The Man Who’s Flown Everything
Robert “Hoot” Gibson’s priorities: (1) Fly. (2) Fly some more.
- By Robin White
- Air & Space magazine, May 2009
(Page 2 of 6)
We stopped beside a McDonnell F-4 Phantom. As a young Navy aviator, "I was in awe of the F-4," he said. "It looked so big and heavy, and the wings seemed so small…. I was reluctant to slow it down. I was sure it would fall out of the sky." But "it was just totally rock-solid on approach to the carrier," Gibson said. "It flew on rails at 145 knots."
From 1972 to 1975, Gibson flew three tours in Southeast Asia off the carriers USS Coral Sea and Enterprise. He was looking forward to shore duty when his commanding officer asked an unusual question: "How would you like a third tour?"

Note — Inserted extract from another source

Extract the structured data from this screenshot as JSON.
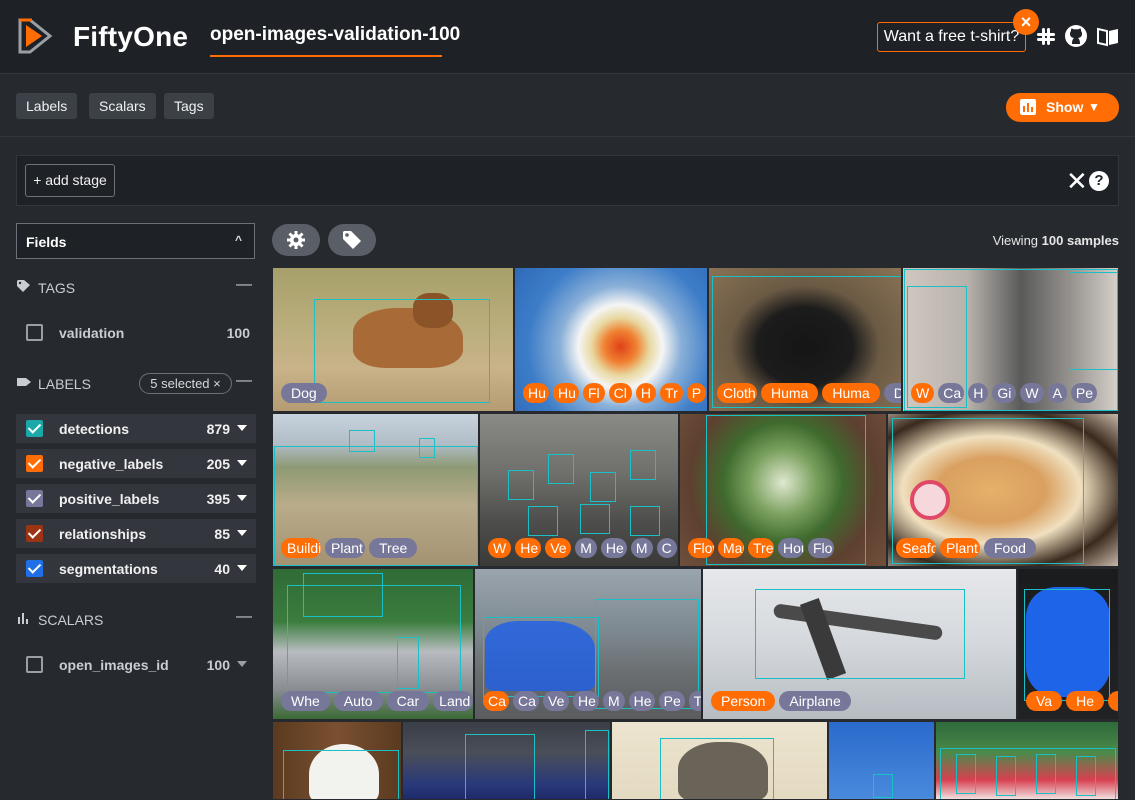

"My initial reaction was: 'Is that a joke?' I was extremely ready to hit the beach. But then he said, 'In an F-14.'
"No way I was turning down something like that," Gibson said.
He was assigned to the first F-14 squadron: VF-1 at Naval Air Station Miramar in California. "I had just 30 hours in the F-14 when I went up against a thousand-hour F-4 guy. We called 'Fight's on!' and 30 seconds later I was sitting in his six [behind him]. We ran the engagement three times. The results were always the same. An F-14 with a nugget [novice] at the stick could outmaneuver, outturn, and outfight a Phantom flown by an old hand."
In 1976, Gibson got a slot in the test pilot school at Maryland's Naval Air Station Patuxent River. There he learned to methodically wring out new designs—single-seat jets, heavy transports, helicopters—moving step by step from known to unknown. "I was exactly where I wanted to be, doing exactly the kind of flying I wanted to do. Then I picked up a copy of Aviation Week & Space Technology and saw an artist's drawing of the space shuttle…. The shuttle was the fastest, highest-flying airplane in history, and I just had to snivel my way into the left seat."
He sent the paperwork in to NASA. On January 16, 1978, he got the news: He was in.
That day, NASA named its eighth group of astronauts. One, a surgeon named Rhea Seddon, later became Gibson's wife. Today, they live in Murfreesboro, Tennessee, and have four children, Julie, Paul, Dann, and, the youngest at 13, Emilee.